If ever there was an exhibition by museum people for museum people, this is it. It’s an interesting question whether the reflexive turn in museums is a sign of strength or weakness. Are we doing exhibits that explain why we do exhibits because we think we know, or because we’re not sure. Are we telling visitors that museums are important because we are sure that they are, or because we are in a moment of uncertainty?
And do museums raise questions about voice and selection in this same moment because they are sure of the answers, or because we are not? It’s fashionable to say, “what do you think?” or “what would you have us collect?”. Are we doing this because we want our visitors’ opinions, or because we just want them to care about ours.
Are we at a moment where we’re secure enough to ask for help? Or are museums asking for input because we’re not sure of our standing to answer these questions?
The Atwater Kent Museum’s “Real Thing” is a beautifully-designed place to consider these issues. It redefines the “treasures” exhibition, displaying twenty-five interesting, important, provocative and challenging artifacts from Philadelphia’s history. Each of them is nicely displayed, flanked by a short label and some longer thoughts about the object from city notables, or from others with a point of view. The presentation is terrific: it’s clean, clear, some gorgeous colors, easily read.

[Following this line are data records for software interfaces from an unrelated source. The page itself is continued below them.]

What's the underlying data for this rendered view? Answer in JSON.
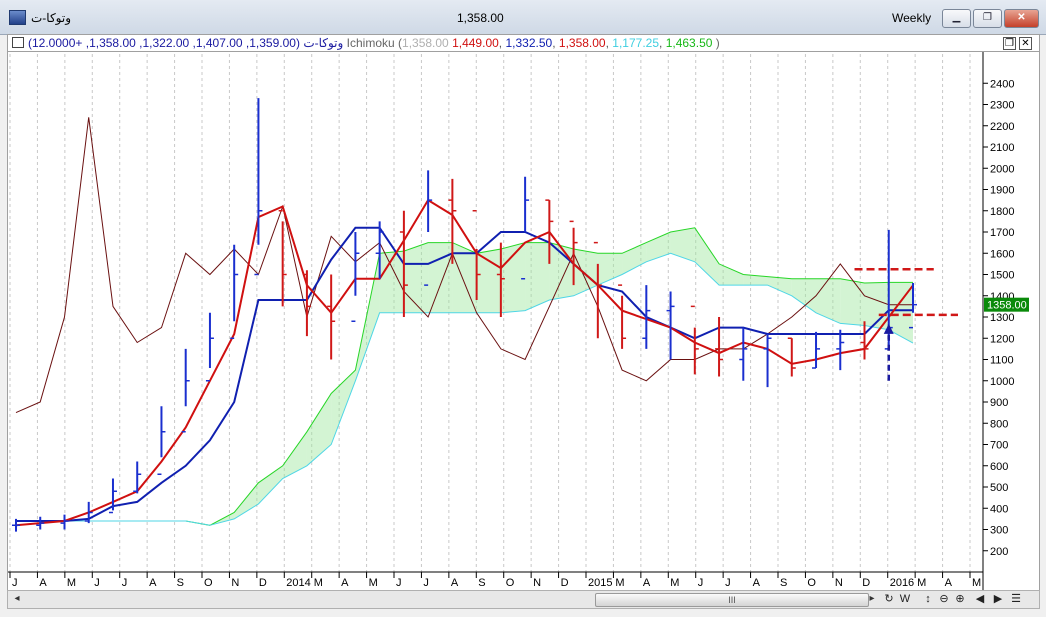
{
  "window": {
    "title": "وتوکا-ت",
    "price": "1,358.00",
    "period": "Weekly",
    "minimize_label": "▁",
    "restore_label": "❐",
    "close_label": "✕"
  },
  "legend": {
    "symbol": "وتوکا-ت",
    "ohlc": "(1,359.00, 1,407.00, 1,322.00, 1,358.00, +12.0000)",
    "indicator": "Ichimoku (",
    "v1": "1,358.00",
    "v2": "1,449.00",
    "v3": "1,332.50",
    "v4": "1,358.00",
    "v5": "1,177.25",
    "v6": "1,463.50",
    "close_paren": ")",
    "restore_label": "❐",
    "close_label": "✕"
  },
  "colors": {
    "up_bar": "#1a2fcf",
    "down_bar": "#d01818",
    "tenkan": "#d01010",
    "kijun": "#1020b0",
    "chikou": "#6a1010",
    "senkou_a": "#27d627",
    "senkou_b": "#4fd6e6",
    "v1_color": "#b0b0b0",
    "v2_color": "#d01010",
    "v3_color": "#1020b0",
    "v4_color": "#d01010",
    "v5_color": "#3fcfe0",
    "v6_color": "#18b818"
  },
  "chart_data": {
    "type": "ichimoku-ohlc",
    "period": "Weekly",
    "y_ticks": [
      200,
      300,
      400,
      500,
      600,
      700,
      800,
      900,
      1000,
      1100,
      1200,
      1300,
      1400,
      1500,
      1600,
      1700,
      1800,
      1900,
      2000,
      2100,
      2200,
      2300,
      2400
    ],
    "ylim": [
      100,
      2500
    ],
    "last_price_label": "1358.00",
    "x_labels": [
      "J",
      "A",
      "M",
      "J",
      "J",
      "A",
      "S",
      "O",
      "N",
      "D",
      "2014",
      "M",
      "A",
      "M",
      "J",
      "J",
      "A",
      "S",
      "O",
      "N",
      "D",
      "2015",
      "M",
      "A",
      "M",
      "J",
      "J",
      "A",
      "S",
      "O",
      "N",
      "D",
      "2016",
      "M",
      "A",
      "M"
    ],
    "price_x": [
      "2013-02",
      "2013-03",
      "2013-04",
      "2013-05",
      "2013-06",
      "2013-07",
      "2013-08",
      "2013-09",
      "2013-10",
      "2013-11",
      "2013-12",
      "2014-01",
      "2014-02",
      "2014-03",
      "2014-04",
      "2014-05",
      "2014-06",
      "2014-07",
      "2014-08",
      "2014-09",
      "2014-10",
      "2014-11",
      "2014-12",
      "2015-01",
      "2015-02",
      "2015-03",
      "2015-04",
      "2015-05",
      "2015-06",
      "2015-07",
      "2015-08",
      "2015-09",
      "2015-10",
      "2015-11",
      "2015-12",
      "2016-01",
      "2016-02",
      "2016-03"
    ],
    "close": [
      320,
      330,
      340,
      380,
      480,
      560,
      760,
      1000,
      1200,
      1500,
      1800,
      1500,
      1350,
      1280,
      1600,
      1700,
      1450,
      1850,
      1800,
      1500,
      1480,
      1850,
      1750,
      1650,
      1450,
      1200,
      1330,
      1350,
      1150,
      1100,
      1150,
      1200,
      1060,
      1150,
      1180,
      1150,
      1250,
      1358
    ],
    "high": [
      350,
      360,
      370,
      430,
      540,
      620,
      880,
      1150,
      1320,
      1640,
      2330,
      1750,
      1520,
      1500,
      1700,
      1750,
      1800,
      1990,
      1950,
      1620,
      1650,
      1960,
      1850,
      1720,
      1550,
      1400,
      1450,
      1420,
      1250,
      1300,
      1250,
      1220,
      1200,
      1230,
      1240,
      1280,
      1710,
      1460
    ],
    "low": [
      290,
      300,
      300,
      330,
      390,
      470,
      640,
      880,
      1060,
      1280,
      1640,
      1350,
      1210,
      1100,
      1400,
      1480,
      1300,
      1700,
      1550,
      1380,
      1300,
      1700,
      1550,
      1450,
      1200,
      1150,
      1150,
      1100,
      1030,
      1020,
      1000,
      970,
      1020,
      1060,
      1050,
      1100,
      1150,
      1320
    ],
    "series": [
      {
        "name": "Tenkan",
        "values": [
          320,
          330,
          340,
          380,
          430,
          480,
          620,
          780,
          1000,
          1220,
          1770,
          1820,
          1450,
          1320,
          1480,
          1480,
          1660,
          1850,
          1780,
          1600,
          1530,
          1650,
          1700,
          1550,
          1450,
          1330,
          1290,
          1250,
          1180,
          1130,
          1180,
          1150,
          1080,
          1100,
          1130,
          1150,
          1300,
          1449
        ]
      },
      {
        "name": "Kijun",
        "values": [
          340,
          340,
          340,
          350,
          410,
          430,
          520,
          600,
          720,
          900,
          1380,
          1380,
          1380,
          1570,
          1720,
          1720,
          1550,
          1550,
          1600,
          1600,
          1700,
          1700,
          1650,
          1550,
          1450,
          1420,
          1300,
          1250,
          1200,
          1250,
          1250,
          1220,
          1220,
          1220,
          1220,
          1220,
          1332,
          1332
        ]
      },
      {
        "name": "Chikou",
        "values": [
          850,
          900,
          1300,
          2240,
          1350,
          1180,
          1250,
          1600,
          1500,
          1620,
          1500,
          1820,
          1300,
          1680,
          1560,
          1650,
          1420,
          1300,
          1600,
          1320,
          1150,
          1100,
          1350,
          1600,
          1350,
          1050,
          1000,
          1100,
          1100,
          1150,
          1150,
          1220,
          1300,
          1400,
          1550,
          1400,
          1358,
          1358
        ]
      },
      {
        "name": "Senkou A",
        "values": [
          340,
          340,
          340,
          340,
          340,
          340,
          340,
          340,
          320,
          380,
          520,
          600,
          760,
          940,
          1050,
          1600,
          1610,
          1650,
          1650,
          1600,
          1620,
          1650,
          1650,
          1620,
          1600,
          1600,
          1650,
          1700,
          1720,
          1550,
          1500,
          1490,
          1480,
          1480,
          1480,
          1460,
          1463,
          1463
        ]
      },
      {
        "name": "Senkou B",
        "values": [
          340,
          340,
          340,
          340,
          340,
          340,
          340,
          340,
          320,
          350,
          420,
          540,
          600,
          700,
          1000,
          1320,
          1320,
          1320,
          1320,
          1320,
          1320,
          1330,
          1380,
          1400,
          1450,
          1500,
          1560,
          1600,
          1560,
          1450,
          1450,
          1450,
          1400,
          1320,
          1270,
          1260,
          1240,
          1177
        ]
      }
    ],
    "annotations": [
      {
        "type": "hline-dashed",
        "value": 1525,
        "from": "2016-01",
        "to": "2016-02"
      },
      {
        "type": "hline-dashed",
        "value": 1310,
        "from": "2016-02",
        "to": "2016-03"
      },
      {
        "type": "arrow-up-dashed",
        "x": "2016-02",
        "from": 1000,
        "to": 1230
      }
    ]
  },
  "scrollbar": {
    "left_label": "◂",
    "right_label": "▸",
    "thumb_grip": "III"
  },
  "toolbar": [
    "↻",
    "W",
    "↕",
    "⊖",
    "⊕",
    "◀",
    "▶",
    "☰"
  ]
}
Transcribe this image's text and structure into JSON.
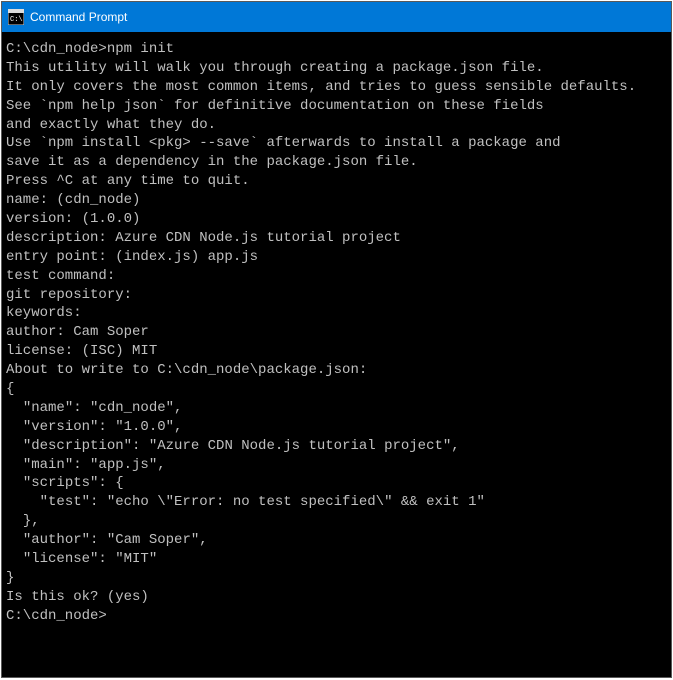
{
  "titlebar": {
    "title": "Command Prompt"
  },
  "terminal": {
    "lines": [
      "C:\\cdn_node>npm init",
      "This utility will walk you through creating a package.json file.",
      "It only covers the most common items, and tries to guess sensible defaults.",
      "",
      "See `npm help json` for definitive documentation on these fields",
      "and exactly what they do.",
      "",
      "Use `npm install <pkg> --save` afterwards to install a package and",
      "save it as a dependency in the package.json file.",
      "",
      "Press ^C at any time to quit.",
      "name: (cdn_node)",
      "version: (1.0.0)",
      "description: Azure CDN Node.js tutorial project",
      "entry point: (index.js) app.js",
      "test command:",
      "git repository:",
      "keywords:",
      "author: Cam Soper",
      "license: (ISC) MIT",
      "About to write to C:\\cdn_node\\package.json:",
      "",
      "{",
      "  \"name\": \"cdn_node\",",
      "  \"version\": \"1.0.0\",",
      "  \"description\": \"Azure CDN Node.js tutorial project\",",
      "  \"main\": \"app.js\",",
      "  \"scripts\": {",
      "    \"test\": \"echo \\\"Error: no test specified\\\" && exit 1\"",
      "  },",
      "  \"author\": \"Cam Soper\",",
      "  \"license\": \"MIT\"",
      "}",
      "",
      "",
      "Is this ok? (yes)",
      "",
      "C:\\cdn_node>"
    ]
  }
}
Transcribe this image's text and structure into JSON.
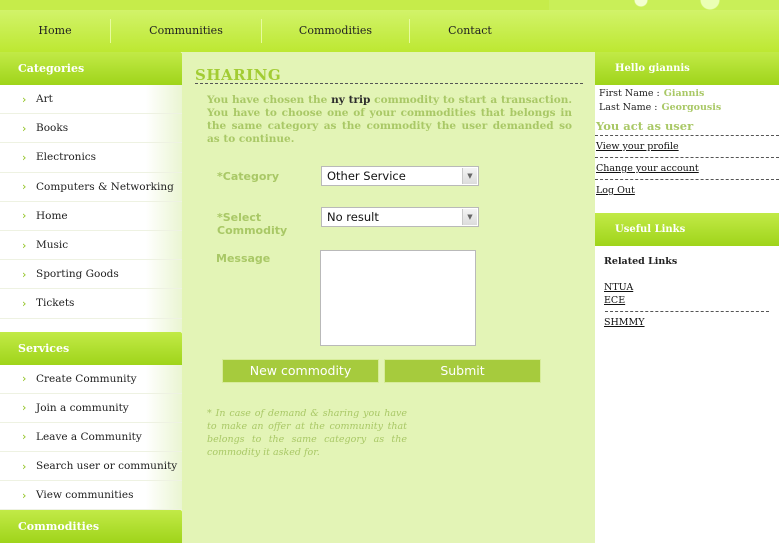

And here’s what makes it a museum display for museum people, and especially for students of museums: behind many of the artifacts are quotations from a virtual syllabus of museum studies texts about why these artifacts are worth considering.
We’ve got David Lowenthal: “History in isolation is barren and lifeless; relics mean only what history and memory convey.” Page Putnam Miller: “Historic resources physically link us to our past, stimulating our imagination and assisting us in better understanding and appreciating the past.” James Traub: “It is, at bottom, a question of belief. Museums must start with the premise that visitors treasure the experience of seeing unique objects in a setting that deepens our understanding of them.” And a half-dozen more, all the good bits from the best museum-studies curriculum on the wall.
It worked for me, and I think museum students would get it. But I wonder if the juxtaposition of grand, often theoretical, words and sometimes unrelated objects makes the point to the general public. Gerda Lerner on selective memory (“Selective memory and the distorion of history have long been the powerful tool of oppressive regimes. It is worth noting that when subordinate groups have come to power they have tried to define and recover their history. This oft-repeated process testifies in its own way to the deeply felt need for a history of formerly oppressed peoples.”) makes sense next to objects relating to racial oppression, but some of the others seem less direct.
Still, the exhibit works. There are powerful objects next to thoughtful words. There’s space to move through the hall, to get some perspective. The design—and maybe it’s the large and elegantly-displayed text from those books—balances nicely the openness of the “let people other than curators talk” philosophy. The show doesn’t quite work as an introduction to Philadelphia history; it’s too episodic, with no narrative holding it together. That’s something that’s lost with the many-voices approach. But, for museum people, and for visitors who want to step back and consider what museums do, this show is a must-see.